Category: product news

Five Great Tips for Keeping your Equipment Working Optimally

As part of your responsibility as you operate your equipment, you need to clean your equipment occassionally and also consider these additional tips which will make your equipment operate optimally.

  • Utilize preventive maintenance and schedule routine tasks.
  • Lubricate equipment in the right way with the right lubricant.
  • Regularly monitor equipment for wear, tear, and damage.
  • Avoid overworking equipment frequently.
  • Have the equipment under a service contract which will enable our engineers to visit and work on the equipment as required.

Could This Be your Next Hematology Equipment


  • One button test, continuous Auto-loading
  • Principles: Flow Cytometry (FCM) + Tri-angle laser scatter + Chemical staining + Latex-enhanced Scattering Immunoturbidimetry method
  • 3 sample modes: whole blood, capillary whole blood and pre-diluted modes
  • Up to 90 tests per hour
  • 33 parameters, including 26 reportable parameters
  • 1 3D scattergram, 3 2D scattergrams, 3 histograms
  • Large storage capacity: up to 100,000 records
  • Build-in CRP reagent refrigeration system
  • Closed and open vial modes supported
  • Bi-directional LIS supported
  • Languages: Chinese, English, Spanish, French, Russian and Portuguese

How to Keep your Reagents Stability Intact

Improper handling and use of your reagent can considerably affect it’s stability. For you to maintain the optimal stability it is necessary to consider the following;

Proper chemical storage is a key component in laboratory safety. The following guidelines are taken from Prudent Practices in the Laboratory (NRC) and Chemical Storage Plan for Laboratories (College of American Pathologists).

General Rules of Storage:


  • Make certain all chemicals are labeled clearly to identify contents.
  • Physically separate incompatible chemicals.
  • Segregate by hazard class: Health Hazards (Toxins, Poisons, Carcinogens, etc.), Corrosives, Reactives/Oxidizers, Flammables, and General Storage (e.g. salts and other routine dry chemicals – relatively modest hazards).
  • Date when received and again when opened. (Dating containers is especially important for chemicals with a short shelf life like ethyl ether which, because of its explosion hazard, should not be kept for more than 12 months after being opened and must never be kept past its expiration date).

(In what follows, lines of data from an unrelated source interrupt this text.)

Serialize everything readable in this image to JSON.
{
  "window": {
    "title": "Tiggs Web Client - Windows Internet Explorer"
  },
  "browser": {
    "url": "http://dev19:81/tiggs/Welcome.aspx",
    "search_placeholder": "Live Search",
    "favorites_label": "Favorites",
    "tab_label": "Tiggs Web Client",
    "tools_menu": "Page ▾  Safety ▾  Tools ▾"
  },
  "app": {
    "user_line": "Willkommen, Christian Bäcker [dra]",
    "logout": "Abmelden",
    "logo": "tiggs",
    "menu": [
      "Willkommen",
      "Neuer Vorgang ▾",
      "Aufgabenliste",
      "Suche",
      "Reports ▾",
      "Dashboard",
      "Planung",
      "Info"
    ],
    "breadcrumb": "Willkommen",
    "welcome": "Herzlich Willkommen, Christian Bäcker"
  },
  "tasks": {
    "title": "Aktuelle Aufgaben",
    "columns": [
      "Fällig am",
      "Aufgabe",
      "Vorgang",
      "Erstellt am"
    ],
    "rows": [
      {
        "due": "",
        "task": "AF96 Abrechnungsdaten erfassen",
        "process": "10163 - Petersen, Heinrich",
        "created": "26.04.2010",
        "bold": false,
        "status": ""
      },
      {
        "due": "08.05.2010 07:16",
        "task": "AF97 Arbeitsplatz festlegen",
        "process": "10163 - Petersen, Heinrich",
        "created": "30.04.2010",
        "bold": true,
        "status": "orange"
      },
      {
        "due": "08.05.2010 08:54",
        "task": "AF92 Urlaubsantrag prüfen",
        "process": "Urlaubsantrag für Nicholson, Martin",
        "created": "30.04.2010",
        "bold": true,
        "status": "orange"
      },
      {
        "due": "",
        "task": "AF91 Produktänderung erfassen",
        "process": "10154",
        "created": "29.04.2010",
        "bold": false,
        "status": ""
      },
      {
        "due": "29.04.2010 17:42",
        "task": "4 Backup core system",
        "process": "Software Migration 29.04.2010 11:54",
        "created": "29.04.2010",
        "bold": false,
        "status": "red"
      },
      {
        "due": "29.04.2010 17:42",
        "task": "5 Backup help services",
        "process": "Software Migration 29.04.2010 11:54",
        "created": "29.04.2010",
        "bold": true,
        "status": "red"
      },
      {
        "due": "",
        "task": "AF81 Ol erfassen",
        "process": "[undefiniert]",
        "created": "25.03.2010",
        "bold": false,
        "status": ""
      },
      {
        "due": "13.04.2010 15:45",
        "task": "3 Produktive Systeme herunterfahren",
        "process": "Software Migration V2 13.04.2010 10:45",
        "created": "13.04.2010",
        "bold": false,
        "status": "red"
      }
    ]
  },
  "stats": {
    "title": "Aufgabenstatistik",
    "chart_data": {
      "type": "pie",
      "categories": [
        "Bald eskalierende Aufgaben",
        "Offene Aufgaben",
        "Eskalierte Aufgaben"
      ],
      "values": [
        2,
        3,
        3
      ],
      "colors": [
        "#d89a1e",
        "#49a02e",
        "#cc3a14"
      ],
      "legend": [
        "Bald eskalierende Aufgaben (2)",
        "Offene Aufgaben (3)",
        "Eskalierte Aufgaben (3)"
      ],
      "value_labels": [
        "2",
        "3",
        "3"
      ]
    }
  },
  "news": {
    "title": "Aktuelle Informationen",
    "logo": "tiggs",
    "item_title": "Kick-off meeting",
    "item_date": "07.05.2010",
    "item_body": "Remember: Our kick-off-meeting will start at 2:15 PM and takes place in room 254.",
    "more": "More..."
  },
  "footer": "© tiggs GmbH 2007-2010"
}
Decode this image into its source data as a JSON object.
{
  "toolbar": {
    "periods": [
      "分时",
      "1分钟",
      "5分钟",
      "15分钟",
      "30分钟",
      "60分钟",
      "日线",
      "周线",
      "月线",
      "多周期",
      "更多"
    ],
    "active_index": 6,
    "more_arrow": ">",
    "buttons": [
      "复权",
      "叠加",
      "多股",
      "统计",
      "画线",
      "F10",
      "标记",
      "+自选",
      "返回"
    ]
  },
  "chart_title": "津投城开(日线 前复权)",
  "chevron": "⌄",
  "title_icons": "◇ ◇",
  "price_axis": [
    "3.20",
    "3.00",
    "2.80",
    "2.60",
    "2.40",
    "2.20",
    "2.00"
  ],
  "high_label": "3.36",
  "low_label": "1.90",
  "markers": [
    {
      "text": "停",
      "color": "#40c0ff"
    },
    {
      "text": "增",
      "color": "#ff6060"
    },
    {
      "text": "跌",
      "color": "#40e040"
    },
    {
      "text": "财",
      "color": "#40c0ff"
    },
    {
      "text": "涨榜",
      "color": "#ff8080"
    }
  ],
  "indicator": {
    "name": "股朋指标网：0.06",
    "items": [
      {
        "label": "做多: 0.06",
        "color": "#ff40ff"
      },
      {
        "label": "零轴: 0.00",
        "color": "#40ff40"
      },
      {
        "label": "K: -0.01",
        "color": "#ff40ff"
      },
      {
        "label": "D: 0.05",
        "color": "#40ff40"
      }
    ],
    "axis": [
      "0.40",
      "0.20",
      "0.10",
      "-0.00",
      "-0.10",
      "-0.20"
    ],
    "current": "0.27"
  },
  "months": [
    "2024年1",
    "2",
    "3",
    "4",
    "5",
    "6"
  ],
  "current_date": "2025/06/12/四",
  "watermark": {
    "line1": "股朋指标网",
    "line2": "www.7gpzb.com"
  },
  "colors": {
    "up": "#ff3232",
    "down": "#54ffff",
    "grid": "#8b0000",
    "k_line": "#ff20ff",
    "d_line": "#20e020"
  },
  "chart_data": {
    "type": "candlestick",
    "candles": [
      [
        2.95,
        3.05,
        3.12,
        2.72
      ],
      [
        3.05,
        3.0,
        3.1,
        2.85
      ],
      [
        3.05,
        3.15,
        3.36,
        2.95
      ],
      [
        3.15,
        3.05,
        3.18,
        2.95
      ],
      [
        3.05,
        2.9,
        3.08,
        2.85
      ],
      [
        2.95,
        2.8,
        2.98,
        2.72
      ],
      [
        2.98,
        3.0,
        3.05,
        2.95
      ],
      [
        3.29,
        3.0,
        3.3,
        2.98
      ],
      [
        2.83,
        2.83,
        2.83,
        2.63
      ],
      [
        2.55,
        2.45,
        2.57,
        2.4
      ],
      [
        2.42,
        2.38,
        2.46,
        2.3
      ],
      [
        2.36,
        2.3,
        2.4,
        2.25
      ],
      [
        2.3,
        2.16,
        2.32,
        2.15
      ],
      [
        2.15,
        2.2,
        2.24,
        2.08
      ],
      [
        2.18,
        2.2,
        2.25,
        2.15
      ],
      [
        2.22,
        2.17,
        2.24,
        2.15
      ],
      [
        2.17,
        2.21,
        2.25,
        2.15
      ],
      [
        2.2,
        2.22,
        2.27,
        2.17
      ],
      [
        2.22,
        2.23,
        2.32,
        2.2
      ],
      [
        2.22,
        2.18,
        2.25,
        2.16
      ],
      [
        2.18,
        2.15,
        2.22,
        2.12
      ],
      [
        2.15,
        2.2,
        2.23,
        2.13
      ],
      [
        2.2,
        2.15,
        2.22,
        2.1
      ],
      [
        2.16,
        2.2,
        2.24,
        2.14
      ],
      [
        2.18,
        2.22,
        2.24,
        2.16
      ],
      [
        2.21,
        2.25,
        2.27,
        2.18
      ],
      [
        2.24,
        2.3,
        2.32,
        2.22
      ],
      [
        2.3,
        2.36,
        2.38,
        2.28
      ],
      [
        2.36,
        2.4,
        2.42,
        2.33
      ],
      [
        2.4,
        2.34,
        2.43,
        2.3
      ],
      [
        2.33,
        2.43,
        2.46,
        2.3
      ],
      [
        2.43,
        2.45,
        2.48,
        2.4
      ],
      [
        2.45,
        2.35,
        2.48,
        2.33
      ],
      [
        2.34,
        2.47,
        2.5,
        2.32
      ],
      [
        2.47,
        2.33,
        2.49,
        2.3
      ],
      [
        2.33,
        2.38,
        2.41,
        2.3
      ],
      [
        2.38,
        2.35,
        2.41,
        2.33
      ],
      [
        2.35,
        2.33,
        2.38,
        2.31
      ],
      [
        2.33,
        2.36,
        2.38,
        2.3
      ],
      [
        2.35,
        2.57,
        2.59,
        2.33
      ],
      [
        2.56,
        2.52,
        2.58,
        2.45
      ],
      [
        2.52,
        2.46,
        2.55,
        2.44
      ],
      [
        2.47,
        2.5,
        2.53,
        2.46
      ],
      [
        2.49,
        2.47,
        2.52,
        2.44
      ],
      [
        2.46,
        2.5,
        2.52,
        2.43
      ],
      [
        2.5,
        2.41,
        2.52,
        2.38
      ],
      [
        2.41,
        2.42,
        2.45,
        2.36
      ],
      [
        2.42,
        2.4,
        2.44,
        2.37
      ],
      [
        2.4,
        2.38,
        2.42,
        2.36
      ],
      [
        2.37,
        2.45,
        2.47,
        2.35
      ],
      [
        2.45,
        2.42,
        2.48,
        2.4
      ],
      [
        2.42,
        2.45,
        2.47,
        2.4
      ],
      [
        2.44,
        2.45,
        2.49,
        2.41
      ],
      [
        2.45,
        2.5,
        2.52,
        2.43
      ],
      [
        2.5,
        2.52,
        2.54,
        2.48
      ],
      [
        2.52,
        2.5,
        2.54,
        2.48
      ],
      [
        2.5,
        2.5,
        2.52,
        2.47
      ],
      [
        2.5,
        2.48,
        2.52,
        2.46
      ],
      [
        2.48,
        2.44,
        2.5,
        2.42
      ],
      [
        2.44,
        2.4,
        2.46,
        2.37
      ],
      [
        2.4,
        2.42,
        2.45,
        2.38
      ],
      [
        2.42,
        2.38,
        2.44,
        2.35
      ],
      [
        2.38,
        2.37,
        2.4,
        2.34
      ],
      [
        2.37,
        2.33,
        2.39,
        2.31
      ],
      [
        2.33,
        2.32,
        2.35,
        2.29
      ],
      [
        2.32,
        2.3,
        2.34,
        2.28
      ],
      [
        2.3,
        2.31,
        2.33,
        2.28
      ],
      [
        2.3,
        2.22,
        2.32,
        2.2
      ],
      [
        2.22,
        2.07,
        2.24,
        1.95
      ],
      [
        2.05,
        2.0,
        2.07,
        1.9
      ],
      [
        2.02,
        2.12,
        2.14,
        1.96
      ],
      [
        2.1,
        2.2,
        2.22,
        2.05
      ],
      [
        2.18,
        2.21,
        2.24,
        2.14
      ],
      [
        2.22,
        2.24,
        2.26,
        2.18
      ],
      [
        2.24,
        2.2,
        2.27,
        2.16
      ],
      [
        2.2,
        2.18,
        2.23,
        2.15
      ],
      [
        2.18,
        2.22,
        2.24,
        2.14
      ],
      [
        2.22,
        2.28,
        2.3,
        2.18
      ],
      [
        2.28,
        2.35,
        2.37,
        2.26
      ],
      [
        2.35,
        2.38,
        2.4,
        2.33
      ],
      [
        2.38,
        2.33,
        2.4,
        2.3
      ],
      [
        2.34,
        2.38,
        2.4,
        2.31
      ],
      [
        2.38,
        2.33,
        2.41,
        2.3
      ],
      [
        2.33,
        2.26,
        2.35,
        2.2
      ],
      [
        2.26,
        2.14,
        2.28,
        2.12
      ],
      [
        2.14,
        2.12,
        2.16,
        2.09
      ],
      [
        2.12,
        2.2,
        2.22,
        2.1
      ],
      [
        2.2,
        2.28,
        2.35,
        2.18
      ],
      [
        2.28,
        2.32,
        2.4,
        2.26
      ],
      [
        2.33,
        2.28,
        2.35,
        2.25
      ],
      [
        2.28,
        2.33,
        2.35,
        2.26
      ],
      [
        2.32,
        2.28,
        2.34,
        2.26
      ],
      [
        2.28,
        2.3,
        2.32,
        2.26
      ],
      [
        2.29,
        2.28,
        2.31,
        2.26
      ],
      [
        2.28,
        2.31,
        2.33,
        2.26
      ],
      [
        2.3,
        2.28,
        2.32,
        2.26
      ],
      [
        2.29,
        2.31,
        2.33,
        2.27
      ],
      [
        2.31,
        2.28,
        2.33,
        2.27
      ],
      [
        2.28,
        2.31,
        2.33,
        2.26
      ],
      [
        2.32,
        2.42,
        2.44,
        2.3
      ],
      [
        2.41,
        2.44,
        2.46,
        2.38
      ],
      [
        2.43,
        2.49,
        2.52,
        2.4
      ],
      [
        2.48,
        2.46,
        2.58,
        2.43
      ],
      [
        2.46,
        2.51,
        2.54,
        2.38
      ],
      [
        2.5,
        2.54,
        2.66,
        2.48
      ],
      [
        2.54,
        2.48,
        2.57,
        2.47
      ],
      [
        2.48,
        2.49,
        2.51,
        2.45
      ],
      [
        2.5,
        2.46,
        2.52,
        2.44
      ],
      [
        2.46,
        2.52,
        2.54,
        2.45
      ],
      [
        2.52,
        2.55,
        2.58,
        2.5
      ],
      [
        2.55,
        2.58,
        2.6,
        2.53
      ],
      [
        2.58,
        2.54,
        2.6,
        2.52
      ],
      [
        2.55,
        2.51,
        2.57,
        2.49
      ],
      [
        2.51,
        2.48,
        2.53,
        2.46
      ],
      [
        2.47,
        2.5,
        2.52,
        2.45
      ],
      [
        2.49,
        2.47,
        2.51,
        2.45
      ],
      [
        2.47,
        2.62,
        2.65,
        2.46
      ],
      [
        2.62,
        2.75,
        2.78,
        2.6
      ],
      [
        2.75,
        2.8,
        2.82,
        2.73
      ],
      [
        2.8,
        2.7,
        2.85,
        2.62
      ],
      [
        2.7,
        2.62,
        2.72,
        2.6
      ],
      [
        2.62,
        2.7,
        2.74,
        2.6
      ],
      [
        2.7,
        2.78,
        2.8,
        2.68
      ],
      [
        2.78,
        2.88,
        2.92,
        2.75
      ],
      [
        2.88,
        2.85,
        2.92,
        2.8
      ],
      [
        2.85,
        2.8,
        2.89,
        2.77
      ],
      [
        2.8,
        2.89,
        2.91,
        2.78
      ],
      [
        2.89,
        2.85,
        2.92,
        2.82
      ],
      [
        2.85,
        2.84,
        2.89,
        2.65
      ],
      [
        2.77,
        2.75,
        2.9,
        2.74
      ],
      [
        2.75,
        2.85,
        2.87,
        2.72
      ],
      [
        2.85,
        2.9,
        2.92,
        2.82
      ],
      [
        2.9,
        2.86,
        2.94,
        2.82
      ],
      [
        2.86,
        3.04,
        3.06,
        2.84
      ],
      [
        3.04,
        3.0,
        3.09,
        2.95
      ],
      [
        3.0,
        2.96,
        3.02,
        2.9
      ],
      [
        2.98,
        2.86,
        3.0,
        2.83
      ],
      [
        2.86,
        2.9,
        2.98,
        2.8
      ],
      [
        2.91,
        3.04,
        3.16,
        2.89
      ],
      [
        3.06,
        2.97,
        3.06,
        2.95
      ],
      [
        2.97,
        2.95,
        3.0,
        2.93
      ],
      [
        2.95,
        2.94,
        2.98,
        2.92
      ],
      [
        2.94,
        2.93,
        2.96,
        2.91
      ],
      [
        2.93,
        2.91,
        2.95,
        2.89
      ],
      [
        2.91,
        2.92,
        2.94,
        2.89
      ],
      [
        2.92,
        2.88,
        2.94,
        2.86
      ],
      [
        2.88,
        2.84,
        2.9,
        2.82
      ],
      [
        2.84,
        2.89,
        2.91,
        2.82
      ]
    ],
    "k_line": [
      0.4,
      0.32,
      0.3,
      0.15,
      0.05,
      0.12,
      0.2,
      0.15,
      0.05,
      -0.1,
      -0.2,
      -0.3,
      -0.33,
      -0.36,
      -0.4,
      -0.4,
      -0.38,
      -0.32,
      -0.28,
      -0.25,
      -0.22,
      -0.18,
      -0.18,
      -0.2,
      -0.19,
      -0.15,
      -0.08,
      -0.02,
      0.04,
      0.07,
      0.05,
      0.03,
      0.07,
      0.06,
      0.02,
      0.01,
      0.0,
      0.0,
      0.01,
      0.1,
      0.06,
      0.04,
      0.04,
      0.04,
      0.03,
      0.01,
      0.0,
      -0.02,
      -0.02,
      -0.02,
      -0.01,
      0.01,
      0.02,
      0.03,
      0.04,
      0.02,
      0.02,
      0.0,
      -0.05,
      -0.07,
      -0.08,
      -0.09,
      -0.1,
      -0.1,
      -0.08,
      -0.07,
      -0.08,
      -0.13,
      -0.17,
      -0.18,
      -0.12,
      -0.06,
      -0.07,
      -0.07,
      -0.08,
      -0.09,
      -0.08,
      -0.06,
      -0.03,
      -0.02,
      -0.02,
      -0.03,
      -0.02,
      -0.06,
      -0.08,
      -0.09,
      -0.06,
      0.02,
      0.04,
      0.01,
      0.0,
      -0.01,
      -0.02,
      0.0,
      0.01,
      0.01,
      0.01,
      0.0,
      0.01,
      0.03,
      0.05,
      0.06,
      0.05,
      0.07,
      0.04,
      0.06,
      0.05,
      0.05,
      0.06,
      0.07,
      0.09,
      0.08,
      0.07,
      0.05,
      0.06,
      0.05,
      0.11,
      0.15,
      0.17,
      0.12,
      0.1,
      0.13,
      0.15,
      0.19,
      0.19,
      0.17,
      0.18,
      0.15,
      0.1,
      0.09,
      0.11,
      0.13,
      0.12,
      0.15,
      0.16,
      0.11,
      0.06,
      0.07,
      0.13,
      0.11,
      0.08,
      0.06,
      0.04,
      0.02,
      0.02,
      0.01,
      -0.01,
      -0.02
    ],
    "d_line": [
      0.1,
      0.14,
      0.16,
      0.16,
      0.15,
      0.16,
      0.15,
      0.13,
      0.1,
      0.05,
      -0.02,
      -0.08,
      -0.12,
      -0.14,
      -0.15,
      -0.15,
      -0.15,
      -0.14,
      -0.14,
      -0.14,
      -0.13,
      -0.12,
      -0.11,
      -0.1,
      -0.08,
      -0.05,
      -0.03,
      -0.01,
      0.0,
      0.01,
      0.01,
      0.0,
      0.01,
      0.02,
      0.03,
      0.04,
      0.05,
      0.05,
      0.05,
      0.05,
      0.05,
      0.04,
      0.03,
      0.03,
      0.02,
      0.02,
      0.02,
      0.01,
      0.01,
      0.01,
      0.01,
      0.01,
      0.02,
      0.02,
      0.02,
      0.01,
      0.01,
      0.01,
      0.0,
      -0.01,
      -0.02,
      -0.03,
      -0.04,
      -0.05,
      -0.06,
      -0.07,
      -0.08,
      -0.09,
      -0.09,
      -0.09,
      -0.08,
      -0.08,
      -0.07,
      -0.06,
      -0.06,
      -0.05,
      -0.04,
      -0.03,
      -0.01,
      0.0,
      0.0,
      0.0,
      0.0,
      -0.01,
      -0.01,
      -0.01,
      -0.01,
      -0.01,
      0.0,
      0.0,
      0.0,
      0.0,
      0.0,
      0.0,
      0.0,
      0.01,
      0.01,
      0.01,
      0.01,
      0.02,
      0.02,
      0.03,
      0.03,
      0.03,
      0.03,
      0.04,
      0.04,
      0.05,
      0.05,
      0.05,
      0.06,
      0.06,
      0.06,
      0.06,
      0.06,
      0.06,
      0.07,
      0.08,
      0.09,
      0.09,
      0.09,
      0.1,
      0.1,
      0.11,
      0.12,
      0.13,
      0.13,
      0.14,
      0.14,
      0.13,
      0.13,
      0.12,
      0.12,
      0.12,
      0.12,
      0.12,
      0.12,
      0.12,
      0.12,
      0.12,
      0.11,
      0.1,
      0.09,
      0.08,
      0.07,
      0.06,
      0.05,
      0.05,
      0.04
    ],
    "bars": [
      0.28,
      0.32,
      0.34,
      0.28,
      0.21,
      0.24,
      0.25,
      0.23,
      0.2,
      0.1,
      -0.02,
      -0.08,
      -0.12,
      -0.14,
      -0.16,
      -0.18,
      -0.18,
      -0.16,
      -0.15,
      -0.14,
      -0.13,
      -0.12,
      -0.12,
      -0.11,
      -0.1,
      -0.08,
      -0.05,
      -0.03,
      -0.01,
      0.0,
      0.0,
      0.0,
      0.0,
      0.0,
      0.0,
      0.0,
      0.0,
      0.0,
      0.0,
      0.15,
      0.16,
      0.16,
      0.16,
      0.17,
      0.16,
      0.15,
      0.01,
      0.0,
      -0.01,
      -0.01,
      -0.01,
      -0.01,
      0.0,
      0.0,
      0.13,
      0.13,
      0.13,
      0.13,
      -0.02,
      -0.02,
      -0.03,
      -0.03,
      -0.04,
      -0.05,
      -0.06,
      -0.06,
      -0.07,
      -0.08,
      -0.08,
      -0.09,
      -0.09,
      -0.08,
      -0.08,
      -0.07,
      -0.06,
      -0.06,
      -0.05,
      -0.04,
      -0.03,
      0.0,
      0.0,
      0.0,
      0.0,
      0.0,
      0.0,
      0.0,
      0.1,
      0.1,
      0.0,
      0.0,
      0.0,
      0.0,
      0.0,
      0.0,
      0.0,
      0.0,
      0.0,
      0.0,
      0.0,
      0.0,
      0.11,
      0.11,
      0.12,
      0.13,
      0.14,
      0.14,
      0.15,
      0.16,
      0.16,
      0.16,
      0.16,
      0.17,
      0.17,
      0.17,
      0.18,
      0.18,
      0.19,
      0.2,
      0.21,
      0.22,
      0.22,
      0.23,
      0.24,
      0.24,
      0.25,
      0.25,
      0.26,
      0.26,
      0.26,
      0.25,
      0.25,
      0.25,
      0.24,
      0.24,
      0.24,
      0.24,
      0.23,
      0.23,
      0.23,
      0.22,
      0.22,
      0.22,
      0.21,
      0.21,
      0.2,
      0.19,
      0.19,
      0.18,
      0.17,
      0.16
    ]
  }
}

Keep exits, passageways, areas under benches and desks, and emergency equipment free of stored equipment and materials.

Do not:

  • Store chemicals on benches.
  • Store chemicals in fume hoods or under sinks.
  • Expose to heat or direct sunlight.

Store hazardous materials above shoulder height of shortest person in lab.

Hazard specific storage rules:

Health Hazards:

  • Separate toxins and poisons from other chemicals in a location labeled Toxins or Poisons.


  • Store large bottles on a low shelf or in a corrosives cabinet.
  • Segregate acid oxidizers from organic acids, flammable and combustible materials.
  • Segregate acids from bases and active metals.
  • Segregate acids from chemicals which can generate toxic gases on contact (e.g. sodium cyanide).
  • Segregate perchloric acid from reducing agents and organics.
  • Store in chemical resistant trays.


  • Store water-reactive chemicals in a cool and dry place.
  • Store oxidizers away from flammables, combustibles, and reducing agents (zinc, alkaline metals, etc.).
  • Store peroxide forming chemicals in an airtight container in a cool, dry, dark place.
  • Peroxide forming chemicals should be disposed of within 12 months of opening, or by expiration date.
  • Shock sensitive and detonable materials should be stored in a secondary container, large enough to hold entire contents in case of breakage.
  • Store liquid organic peroxides at the lowest possible temperature consistent with solubility and/or freezing points.


  • Store flammable liquids in flammable storage cabinet.
  • Do not store flammable liquids in domestic refrigerators or freezers.
  • Store away from ignition and heat sources.
  • Stay within NFPA rules for volume of flammables: 
    • Maximum for any lab is 120 gallons.
    • With flammable safety cabinet – 10 gal/100 sq. ft. un-sprinkled or 20 gal/100 sq ft of sprinkled area.
    • Without flammable safety cabinet – 10 gallons in original container & 25 gallons in 2.5 gallon or smaller safety cans.

Gas Cylinders:

  • Strap or chain individual cylinders securely to bench top or wall.
  • Cap cylinders not in use.
  • Separate incompatibles.
  • Segregate empty cylinders from full ones.

Chemical manufacturers include storage information on the label. This may be done with a color code or pictogram to indicate hazards.